The next phase of climate politics
As the energy transition across Europe enters a new phase, this is a warning for climate activists and green-leaning politicians in other countries. We should brace ourselves for new forms and directions of political resistance to increased climate policy ambitions. They will no longer be only the good old climate denialist folk, and they will not be the “usual suspects” among the populist and far-right. Instead, the biggest challenge for meeting the Paris Agreement’s targets and reaching carbon neutrality might come from the centre-left, who traditionally and justifiably puts labour’s interests first. Societies are likely to emphasise “just” over “transition” in a “just transition”, opting for slower pace, moderation, and economic guarantees. Faced with such concerns about livelihood, the “climate crisis” rhetoric can turn out to be counterproductive.
As tensions grow and the political debate fires up, larger parts of the electorate may opt for safer, more stable, and “rational” policies. At the same time, observers of global climate politics, like Michael E. Mann in his recent The New Climate War suggest that as the world continues on a pathway to 3 degrees warming, delay is the new denial.
Labour politicians boast about their commitment to tackling the climate challenge, while ridiculing what they see as unconstructive radicalism of the Greens or the Reds. Closely tied to the country’s largest trade union confederation (over a half of Norway’s workforce is unionised), even the most visibly pro-climate among them tend to adopt the oil industry’s internal viewpoint as the objective one. In a mindset where oil and gas are part of the solution to the climate crisis, no wonder there is no talk of a phase out even by 2050.

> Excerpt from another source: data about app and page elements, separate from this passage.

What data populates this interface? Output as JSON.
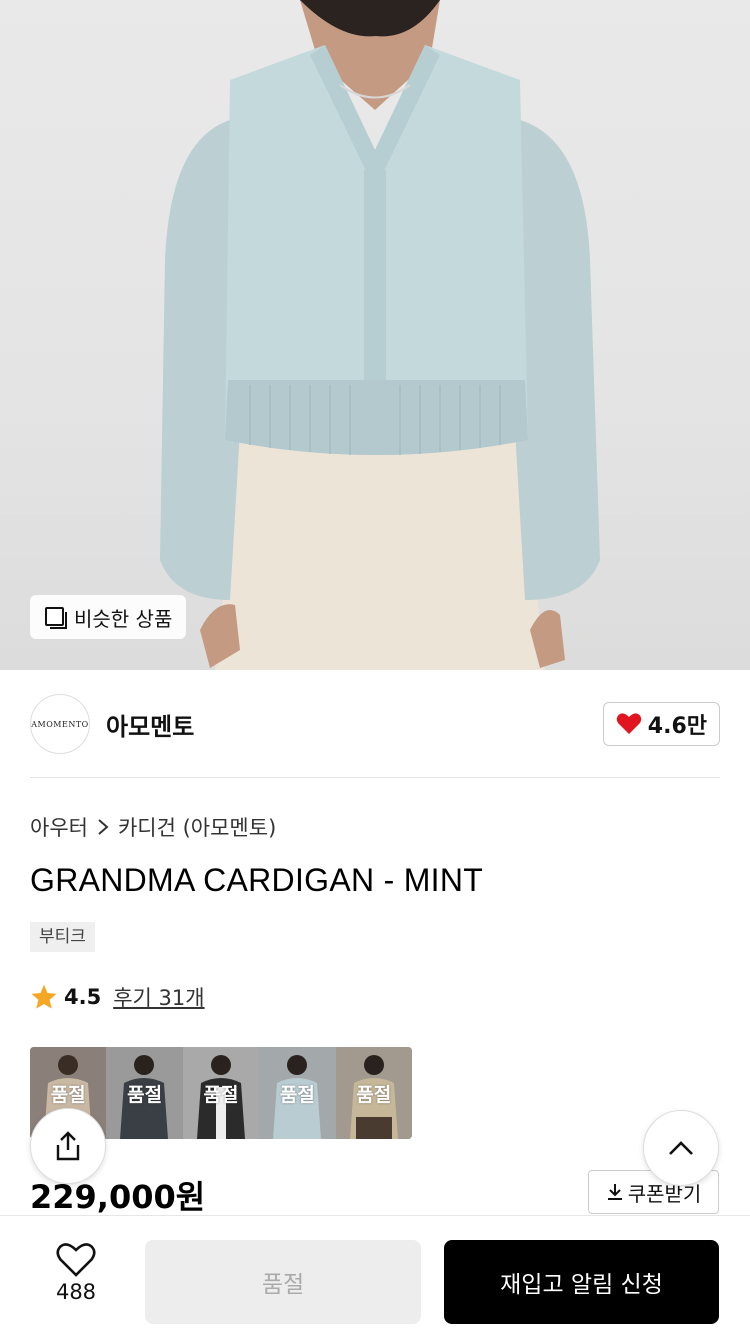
{
  "hero": {
    "similar_label": "비슷한 상품"
  },
  "brand": {
    "logo_text": "AMOMENTO",
    "name": "아모멘토",
    "like_count": "4.6만"
  },
  "breadcrumb": {
    "category": "아우터",
    "subcategory": "카디건 (아모멘토)"
  },
  "product": {
    "title": "GRANDMA CARDIGAN - MINT",
    "tag": "부티크",
    "rating": "4.5",
    "review": "후기 31개",
    "price": "229,000원"
  },
  "colors": [
    {
      "label": "품절",
      "tone": "#c9b8a3"
    },
    {
      "label": "품절",
      "tone": "#3a3f45"
    },
    {
      "label": "품절",
      "tone": "#2b2b2b"
    },
    {
      "label": "품절",
      "tone": "#b9ccd2"
    },
    {
      "label": "품절",
      "tone": "#c6b799"
    }
  ],
  "coupon": {
    "label": "쿠폰받기"
  },
  "bottom": {
    "wish_count": "488",
    "soldout_label": "품절",
    "restock_label": "재입고 알림 신청"
  },
  "theme": {
    "like_heart": "#e0151f",
    "star": "#f5a623",
    "mint": "#c4d9dc"
  }
}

Societies are likely to emphasise “just” over “transition” in a “just transition”, opting for slower pace, moderation, and economic guarantees.
However, there are important tensions over the future of oil even within the Labour Party itself, and in the new coalition Labour will have to negotiate with the strongly pro-climate Socialist Left, and brace for hard bashing from the left (Reds) and centre (Greens and Liberals).
The first policy issue on the way to an eventual transition away from oil and gas is that of new exploration licenses in the North, Norwegian and Barents Seas. Labour mainstream and Centre Party want to continue granting them, arguing that only an industry that continues to develop will have the momentum to transform towards green alternatives. The Socialist Left, as well as the Greens, Reds and Liberals want an immediate stop. They lack a majority, but a faction within Labour opting for that solution, as well as Socialist Left’s leverage as a swing voter in the coalition can play a role.
But there are also climate policy repercussions beyond the future of Norwegian petroleum. Those hoping for Norway’s contribution to the European energy transition through market integration, increased interconnectivity, and the role as a potential “green battery” will most likely be bitterly disappointed too. If Centre and the Socialist Left disagree on oil, they agree on a strongly Eurosceptic position, and hostility towards increased power imports and exports. There is also a visible consensus among most parties that onshore wind energy in Norway must be limited or stopped altogether. This is unfortunate, as Norway’s contribution to continent-wide decarbonisation through its renewable potential could be more significant than any domestic emissions reductions likely to occur in the short and medium term.